◆ WHAT IS NEEDED ◆
Copy each line from the data that has the word "member" in it.

◆ EXTRACTED DATA ◆

————————

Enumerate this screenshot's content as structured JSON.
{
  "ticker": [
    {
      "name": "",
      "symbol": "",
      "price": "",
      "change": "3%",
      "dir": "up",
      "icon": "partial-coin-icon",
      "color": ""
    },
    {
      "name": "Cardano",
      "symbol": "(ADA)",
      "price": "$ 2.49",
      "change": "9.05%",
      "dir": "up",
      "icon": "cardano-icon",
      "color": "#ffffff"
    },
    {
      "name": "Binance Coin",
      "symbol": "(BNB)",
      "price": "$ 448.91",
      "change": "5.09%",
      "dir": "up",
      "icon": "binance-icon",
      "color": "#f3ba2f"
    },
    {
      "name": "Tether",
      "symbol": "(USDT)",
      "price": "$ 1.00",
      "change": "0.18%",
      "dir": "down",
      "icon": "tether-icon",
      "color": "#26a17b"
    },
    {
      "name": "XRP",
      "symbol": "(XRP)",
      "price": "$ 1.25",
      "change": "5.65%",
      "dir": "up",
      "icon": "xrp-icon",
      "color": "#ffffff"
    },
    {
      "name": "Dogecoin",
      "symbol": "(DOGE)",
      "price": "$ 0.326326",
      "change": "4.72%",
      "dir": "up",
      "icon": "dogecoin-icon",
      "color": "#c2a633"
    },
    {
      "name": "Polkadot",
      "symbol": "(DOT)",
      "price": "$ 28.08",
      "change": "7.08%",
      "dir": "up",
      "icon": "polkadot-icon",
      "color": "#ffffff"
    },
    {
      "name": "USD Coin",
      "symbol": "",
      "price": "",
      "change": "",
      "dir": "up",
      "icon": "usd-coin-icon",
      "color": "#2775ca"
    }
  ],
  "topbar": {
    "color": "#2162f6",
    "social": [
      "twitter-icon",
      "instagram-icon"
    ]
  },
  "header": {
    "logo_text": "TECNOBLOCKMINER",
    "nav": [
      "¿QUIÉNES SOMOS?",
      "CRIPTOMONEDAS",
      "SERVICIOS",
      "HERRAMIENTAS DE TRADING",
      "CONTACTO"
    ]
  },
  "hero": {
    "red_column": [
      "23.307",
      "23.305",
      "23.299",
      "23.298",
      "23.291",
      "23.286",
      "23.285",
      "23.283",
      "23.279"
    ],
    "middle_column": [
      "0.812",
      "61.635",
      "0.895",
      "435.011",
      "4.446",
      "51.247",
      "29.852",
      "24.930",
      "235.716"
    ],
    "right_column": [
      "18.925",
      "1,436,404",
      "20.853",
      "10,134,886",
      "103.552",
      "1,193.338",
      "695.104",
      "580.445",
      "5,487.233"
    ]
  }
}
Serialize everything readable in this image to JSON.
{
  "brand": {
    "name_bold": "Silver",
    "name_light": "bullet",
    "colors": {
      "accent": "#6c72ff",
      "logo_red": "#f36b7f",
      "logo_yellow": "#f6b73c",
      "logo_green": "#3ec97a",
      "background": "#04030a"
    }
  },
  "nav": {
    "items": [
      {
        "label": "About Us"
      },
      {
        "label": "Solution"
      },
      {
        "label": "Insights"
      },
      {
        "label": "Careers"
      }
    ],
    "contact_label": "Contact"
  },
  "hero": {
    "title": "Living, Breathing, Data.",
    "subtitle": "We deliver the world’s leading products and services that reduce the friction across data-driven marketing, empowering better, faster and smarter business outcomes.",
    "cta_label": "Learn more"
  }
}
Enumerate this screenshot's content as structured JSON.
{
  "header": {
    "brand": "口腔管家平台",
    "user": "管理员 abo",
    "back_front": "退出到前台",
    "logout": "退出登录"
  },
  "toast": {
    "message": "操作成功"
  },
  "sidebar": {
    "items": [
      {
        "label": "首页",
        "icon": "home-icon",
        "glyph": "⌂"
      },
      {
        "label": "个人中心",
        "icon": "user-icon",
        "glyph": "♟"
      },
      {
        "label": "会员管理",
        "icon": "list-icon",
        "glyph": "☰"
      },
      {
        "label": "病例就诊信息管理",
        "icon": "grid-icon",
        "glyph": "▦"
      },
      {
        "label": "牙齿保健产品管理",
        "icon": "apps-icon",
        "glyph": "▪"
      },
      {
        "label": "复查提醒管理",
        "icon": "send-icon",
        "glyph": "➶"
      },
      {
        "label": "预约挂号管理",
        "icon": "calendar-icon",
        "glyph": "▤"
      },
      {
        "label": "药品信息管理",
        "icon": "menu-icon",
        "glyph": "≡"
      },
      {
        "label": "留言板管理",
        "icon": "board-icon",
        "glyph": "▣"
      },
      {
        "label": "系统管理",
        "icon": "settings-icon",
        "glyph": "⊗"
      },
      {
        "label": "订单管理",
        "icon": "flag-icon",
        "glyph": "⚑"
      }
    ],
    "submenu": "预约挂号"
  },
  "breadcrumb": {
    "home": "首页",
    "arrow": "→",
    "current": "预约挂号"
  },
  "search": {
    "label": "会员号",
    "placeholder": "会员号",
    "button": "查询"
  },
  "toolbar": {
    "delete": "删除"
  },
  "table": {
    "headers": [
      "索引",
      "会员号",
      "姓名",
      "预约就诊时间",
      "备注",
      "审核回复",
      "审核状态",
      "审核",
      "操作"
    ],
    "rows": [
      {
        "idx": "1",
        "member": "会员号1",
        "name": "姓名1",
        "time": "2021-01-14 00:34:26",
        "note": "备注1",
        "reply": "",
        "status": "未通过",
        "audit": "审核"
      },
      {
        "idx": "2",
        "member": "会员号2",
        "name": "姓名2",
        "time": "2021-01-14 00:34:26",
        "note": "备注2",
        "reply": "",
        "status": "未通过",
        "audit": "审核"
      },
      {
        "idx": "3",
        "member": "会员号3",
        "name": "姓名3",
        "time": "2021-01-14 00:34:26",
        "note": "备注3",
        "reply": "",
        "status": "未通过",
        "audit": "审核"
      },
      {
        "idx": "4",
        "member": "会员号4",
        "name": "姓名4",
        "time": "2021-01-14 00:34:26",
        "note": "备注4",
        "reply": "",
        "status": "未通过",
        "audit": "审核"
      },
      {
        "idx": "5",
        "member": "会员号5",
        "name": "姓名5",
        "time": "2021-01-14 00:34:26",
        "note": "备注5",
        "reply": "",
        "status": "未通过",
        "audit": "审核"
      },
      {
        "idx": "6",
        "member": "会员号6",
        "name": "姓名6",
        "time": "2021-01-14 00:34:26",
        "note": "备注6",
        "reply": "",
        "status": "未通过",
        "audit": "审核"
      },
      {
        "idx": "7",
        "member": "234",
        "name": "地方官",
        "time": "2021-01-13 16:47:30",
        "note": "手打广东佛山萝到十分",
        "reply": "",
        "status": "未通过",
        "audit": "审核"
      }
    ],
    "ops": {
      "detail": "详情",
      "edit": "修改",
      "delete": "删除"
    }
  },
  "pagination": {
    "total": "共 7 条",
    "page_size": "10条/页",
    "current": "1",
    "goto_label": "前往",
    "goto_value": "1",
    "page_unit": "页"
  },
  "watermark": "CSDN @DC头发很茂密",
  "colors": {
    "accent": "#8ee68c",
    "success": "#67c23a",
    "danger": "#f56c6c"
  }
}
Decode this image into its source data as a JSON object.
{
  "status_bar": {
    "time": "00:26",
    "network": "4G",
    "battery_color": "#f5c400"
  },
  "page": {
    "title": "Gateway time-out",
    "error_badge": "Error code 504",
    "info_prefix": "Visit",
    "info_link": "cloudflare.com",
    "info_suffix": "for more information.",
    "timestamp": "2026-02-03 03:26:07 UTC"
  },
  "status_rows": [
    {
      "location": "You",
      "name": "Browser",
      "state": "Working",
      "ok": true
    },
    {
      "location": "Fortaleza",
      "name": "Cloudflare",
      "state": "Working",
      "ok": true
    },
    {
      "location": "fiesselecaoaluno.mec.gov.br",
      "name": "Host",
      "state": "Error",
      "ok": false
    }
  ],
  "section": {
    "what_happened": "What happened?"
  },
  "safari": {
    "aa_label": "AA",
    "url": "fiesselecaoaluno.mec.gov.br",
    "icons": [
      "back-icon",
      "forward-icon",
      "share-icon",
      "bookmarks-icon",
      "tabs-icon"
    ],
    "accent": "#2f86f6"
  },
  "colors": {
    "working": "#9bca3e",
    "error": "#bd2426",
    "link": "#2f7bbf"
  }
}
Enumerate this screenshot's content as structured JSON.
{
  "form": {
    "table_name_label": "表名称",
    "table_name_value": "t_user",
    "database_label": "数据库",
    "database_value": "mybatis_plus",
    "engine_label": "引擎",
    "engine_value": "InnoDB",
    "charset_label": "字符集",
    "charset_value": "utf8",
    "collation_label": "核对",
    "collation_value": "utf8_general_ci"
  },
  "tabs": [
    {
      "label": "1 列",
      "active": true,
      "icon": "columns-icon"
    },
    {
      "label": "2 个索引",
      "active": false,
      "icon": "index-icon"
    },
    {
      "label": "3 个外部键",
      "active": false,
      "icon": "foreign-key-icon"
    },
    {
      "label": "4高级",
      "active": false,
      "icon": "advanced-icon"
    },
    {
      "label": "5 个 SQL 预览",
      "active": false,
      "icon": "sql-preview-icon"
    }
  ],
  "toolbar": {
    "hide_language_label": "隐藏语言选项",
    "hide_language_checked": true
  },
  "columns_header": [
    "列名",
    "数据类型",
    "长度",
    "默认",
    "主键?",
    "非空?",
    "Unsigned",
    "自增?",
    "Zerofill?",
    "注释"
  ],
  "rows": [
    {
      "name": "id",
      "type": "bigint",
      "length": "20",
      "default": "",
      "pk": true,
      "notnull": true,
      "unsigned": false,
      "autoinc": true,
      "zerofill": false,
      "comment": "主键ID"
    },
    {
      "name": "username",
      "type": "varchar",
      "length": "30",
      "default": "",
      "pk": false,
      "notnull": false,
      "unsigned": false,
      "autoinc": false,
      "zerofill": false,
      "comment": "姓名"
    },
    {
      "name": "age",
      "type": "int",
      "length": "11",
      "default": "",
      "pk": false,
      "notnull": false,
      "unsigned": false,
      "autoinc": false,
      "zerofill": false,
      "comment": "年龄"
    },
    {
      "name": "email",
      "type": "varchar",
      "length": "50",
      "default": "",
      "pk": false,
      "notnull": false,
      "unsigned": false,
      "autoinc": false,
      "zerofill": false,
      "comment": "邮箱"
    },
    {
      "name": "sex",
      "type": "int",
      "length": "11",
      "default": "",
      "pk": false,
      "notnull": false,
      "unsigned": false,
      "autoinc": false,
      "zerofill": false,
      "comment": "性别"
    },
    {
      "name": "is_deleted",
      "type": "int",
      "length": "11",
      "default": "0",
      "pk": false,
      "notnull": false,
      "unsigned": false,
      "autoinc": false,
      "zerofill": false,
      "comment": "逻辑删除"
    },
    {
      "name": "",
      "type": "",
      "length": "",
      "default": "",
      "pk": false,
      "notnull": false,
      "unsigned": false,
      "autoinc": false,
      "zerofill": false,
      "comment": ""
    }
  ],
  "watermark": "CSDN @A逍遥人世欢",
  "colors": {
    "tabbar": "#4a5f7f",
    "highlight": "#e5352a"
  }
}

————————

◆ ANSWER TO THE EXERCISE ◆
        "member": "会员号1",
        "member": "会员号2",
        "member": "会员号3",
        "member": "会员号4",
        "member": "会员号5",
        "member": "会员号6",
        "member": "234",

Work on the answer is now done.